Satisfaction following cartilage repair procedures is seldom reported. This is the first study to investigate the association of patient satisfaction with measures of pain, function, activity level, and quality of life following osteochonral allograft tranplantation in the knee.
The association between patient satisfaction and patient reported outcomes (PROs) following cartilage repair is not well understood.
Hypothesis/Purpose: The purpose of this study was to investigate the association of patient satisfaction with pain, function, activity level, and quality of life following fresh osteochondral allograft (OCA) transplantation in the knee.
This study comprised 371 patients (396 knees) who underwent primary OCA transplantation for osteochondral lesions in the knee between 1997 and 2015. Mean patient age was 31.8 ± 11.6 years, and 62% were male. The majority of grafts (62%) were located on the femoral condyle; mean number of grafts per knee was 1.5 ± 0.8 and the median graft area was 6.9 cm2 (range, 1.8 – 50 cm2). Pain, function, activity level, and quality of life were evaluated preoperatively and postoperatively using the International Knee Documentation Committee (IKDC) scores and Knee injury and Osteoarthritis Outcome Scores (KOOS). Patient satisfaction with the results of the OCA was assessed postoperatively. All follow-up evaluations occurring at one year postoperatively or later were included in the analysis, with a total of 847 follow-ups for the 371 patients.
The average follow-up time was 5.5 years. Overall, the satisfaction rate was 88.1%, and this rate was constant over time. Satisfaction rates varied by diagnosis, age, sex, and anatomical location of the allograft. Mean IKDC pain, function, and total scores differed between patients who were satisfied and not satisfied (all p<0.001). All KOOS subscale scores differed between those who were satisfied and not satisfied (all p<0.001). Having a diagnosis of osteochondritis dissecans was the only variable that predicted which patients would be extremely satisfied with the results of the OCA, after controlling for age, sex, and anatomical location of the graft.

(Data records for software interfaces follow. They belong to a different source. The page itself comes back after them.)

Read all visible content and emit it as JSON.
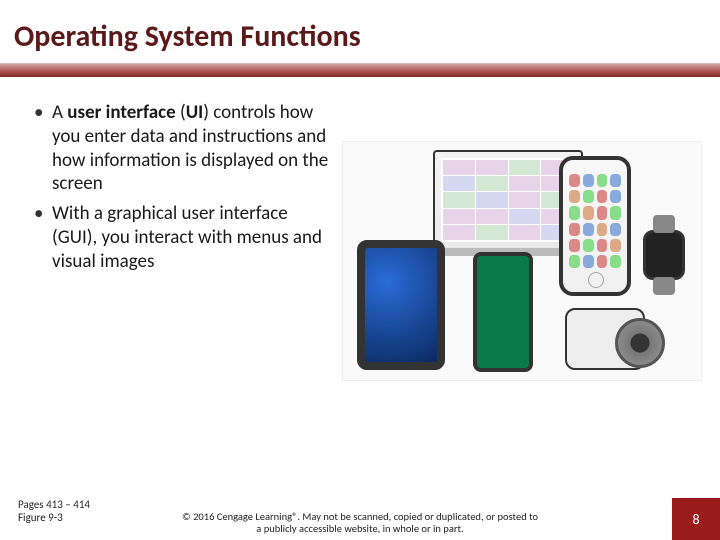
{
  "title": "Operating System Functions",
  "bullets": [
    {
      "prefix": "A ",
      "bold": "user interface",
      "after_bold": " (",
      "bold2": "UI",
      "after_bold2": ") controls how you enter data and instructions and how information is displayed on the screen"
    },
    {
      "plain": "With a graphical user interface (GUI), you interact with menus and visual images"
    }
  ],
  "footer": {
    "pages": "Pages 413 – 414",
    "figure": "Figure 9-3",
    "copyright": "© 2016 Cengage Learning®. May not be scanned, copied or duplicated, or posted to a publicly accessible website, in whole or in part."
  },
  "page_number": "8"
}
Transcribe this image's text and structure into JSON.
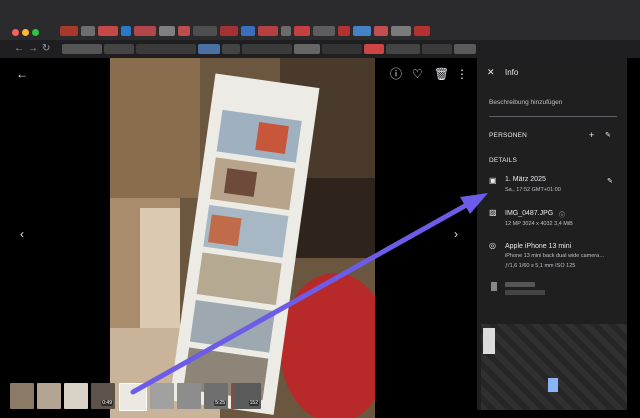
{
  "browser": {
    "nav_back": "←",
    "nav_forward": "→",
    "nav_reload": "↻"
  },
  "viewer": {
    "back_icon": "arrow-left-icon",
    "toolbar_icons": [
      "info-icon",
      "heart-icon",
      "trash-icon",
      "more-icon"
    ],
    "prev_icon": "chevron-left-icon",
    "next_icon": "chevron-right-icon",
    "thumbnails": [
      {
        "badge": ""
      },
      {
        "badge": ""
      },
      {
        "badge": ""
      },
      {
        "badge": "0:49"
      },
      {
        "badge": ""
      },
      {
        "badge": ""
      },
      {
        "badge": ""
      },
      {
        "badge": "5:25"
      },
      {
        "badge": ""
      },
      {
        "badge": "152"
      }
    ]
  },
  "info_panel": {
    "close": "✕",
    "title": "Info",
    "description_placeholder": "Beschreibung hinzufügen",
    "people_header": "PERSONEN",
    "details_header": "DETAILS",
    "date": "1. März 2025",
    "date_sub": "Sa., 17:52 GMT+01:00",
    "file_name": "IMG_0487.JPG",
    "file_sub": "12 MP   3024 x 4032   3,4 MiB",
    "camera": "Apple iPhone 13 mini",
    "camera_sub": "iPhone 13 mini back dual wide camera…",
    "camera_settings": "ƒ/1,6   1/60 s   5,1 mm   ISO 125"
  },
  "colors": {
    "arrow": "#6c5ce7",
    "panel_bg": "#1f1f1f",
    "chrome_bg": "#2b2b2e"
  }
}
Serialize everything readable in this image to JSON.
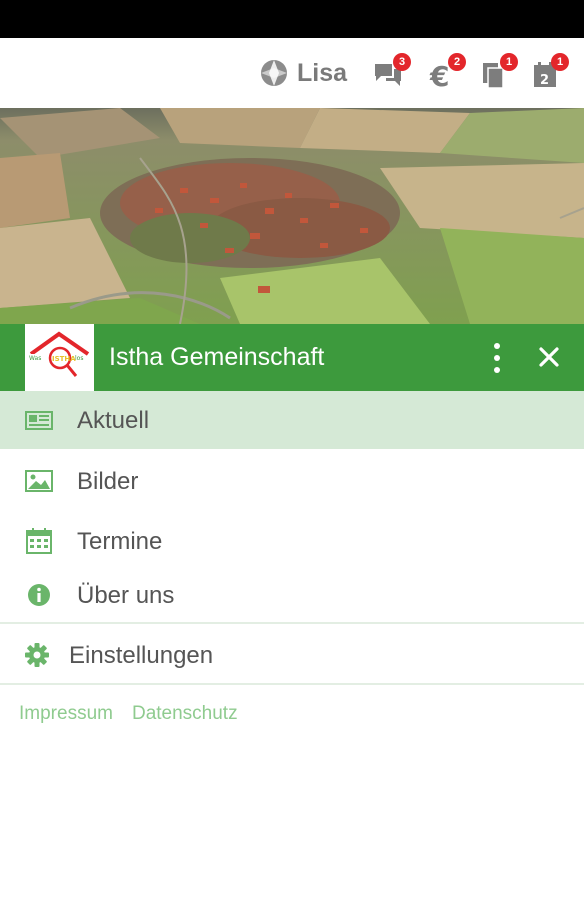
{
  "topbar": {
    "user_name": "Lisa",
    "icons": [
      {
        "name": "chat-icon",
        "badge": "3"
      },
      {
        "name": "euro-icon",
        "badge": "2"
      },
      {
        "name": "documents-icon",
        "badge": "1"
      },
      {
        "name": "calendar-icon",
        "badge": "1"
      }
    ]
  },
  "drawer": {
    "title": "Istha Gemeinschaft",
    "logo_text": "Was  ISTHA  los"
  },
  "menu": {
    "items": [
      {
        "label": "Aktuell",
        "icon": "newspaper-icon",
        "active": true
      },
      {
        "label": "Bilder",
        "icon": "image-icon",
        "active": false
      },
      {
        "label": "Termine",
        "icon": "calendar-grid-icon",
        "active": false
      },
      {
        "label": "Über uns",
        "icon": "info-icon",
        "active": false
      }
    ],
    "settings_label": "Einstellungen"
  },
  "footer": {
    "impressum": "Impressum",
    "datenschutz": "Datenschutz"
  },
  "colors": {
    "primary": "#3d9a3d",
    "active_bg": "#d5e9d6",
    "badge": "#e3262b",
    "icon_green": "#6ab56a"
  }
}
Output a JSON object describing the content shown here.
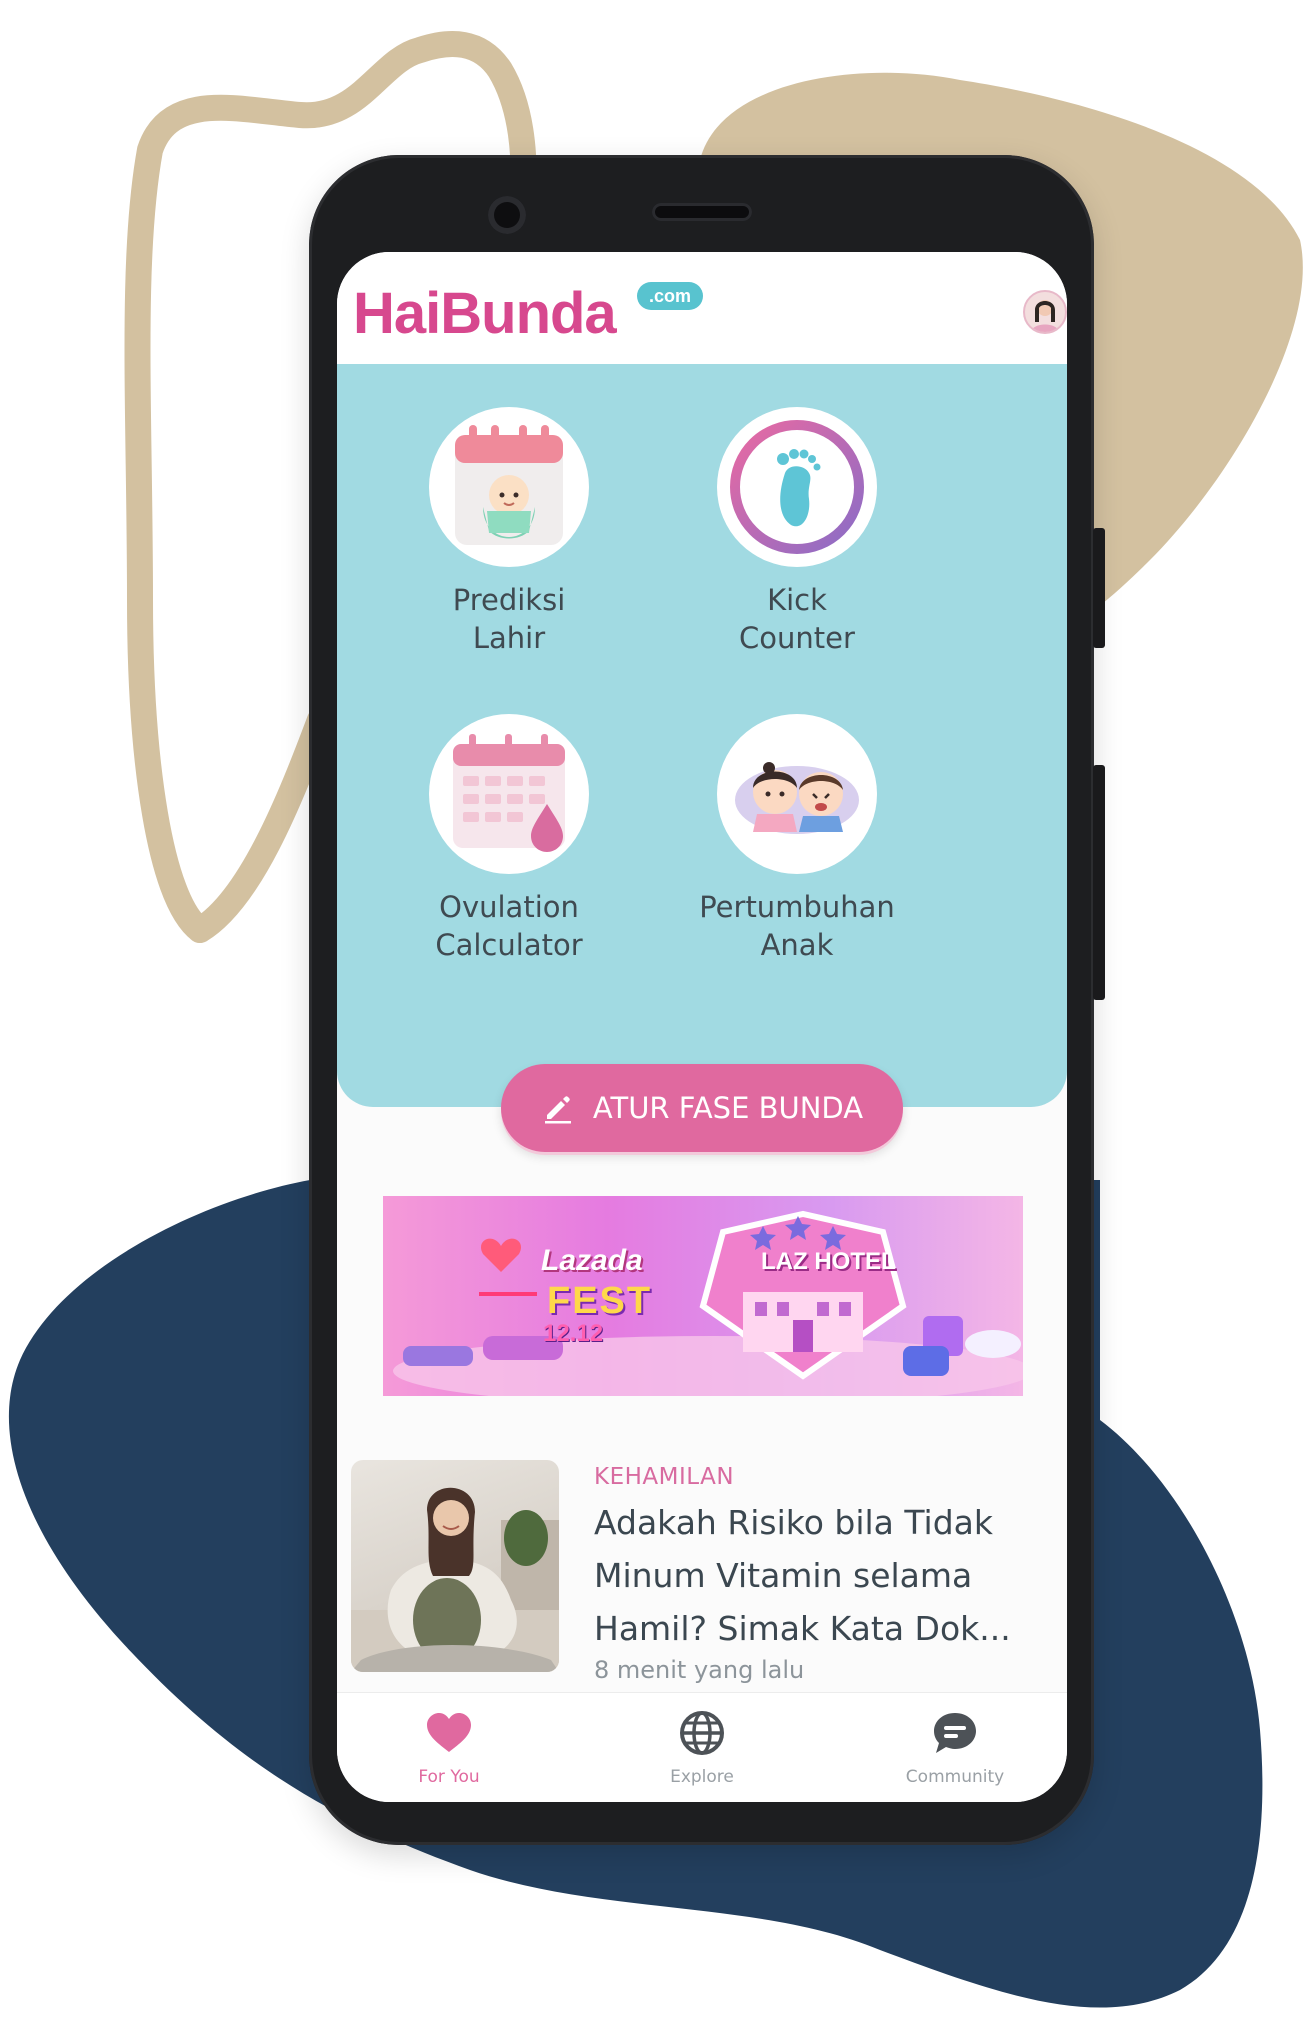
{
  "app": {
    "logo_text": "HaiBunda",
    "logo_badge": ".com"
  },
  "tools": [
    {
      "label": "Prediksi\nLahir",
      "icon": "baby-calendar-icon"
    },
    {
      "label": "Kick\nCounter",
      "icon": "footprint-icon"
    },
    {
      "label": "Ovulation\nCalculator",
      "icon": "ovulation-calendar-icon"
    },
    {
      "label": "Pertumbuhan\nAnak",
      "icon": "children-icon"
    }
  ],
  "cta": {
    "label": "ATUR FASE BUNDA",
    "icon": "pencil-icon"
  },
  "banner": {
    "brand": "Lazada",
    "fest": "FEST",
    "date": "12.12",
    "hotel": "LAZ HOTEL"
  },
  "article": {
    "category": "KEHAMILAN",
    "title": "Adakah Risiko bila Tidak Minum Vitamin selama Hamil? Simak Kata Dok...",
    "time": "8 menit yang lalu"
  },
  "nav": [
    {
      "label": "For You",
      "icon": "heart-icon",
      "active": true
    },
    {
      "label": "Explore",
      "icon": "globe-icon",
      "active": false
    },
    {
      "label": "Community",
      "icon": "chat-bubble-icon",
      "active": false
    }
  ],
  "colors": {
    "brand_pink": "#d7488e",
    "teal_panel": "#a1dae2",
    "cta_pink": "#e0699f",
    "beige_shape": "#d3c1a0",
    "navy_shape": "#233f5e"
  }
}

Patient satisfaction was high following OCA transplantation in the knee, with the rate remaining constant over time. We observed a strong association between patient satisfaction and PRO measures of pain, function, activity level, and quality of life following OCA transplantation. Patients with osteochondritis dissecans had the highest satisfaction rate.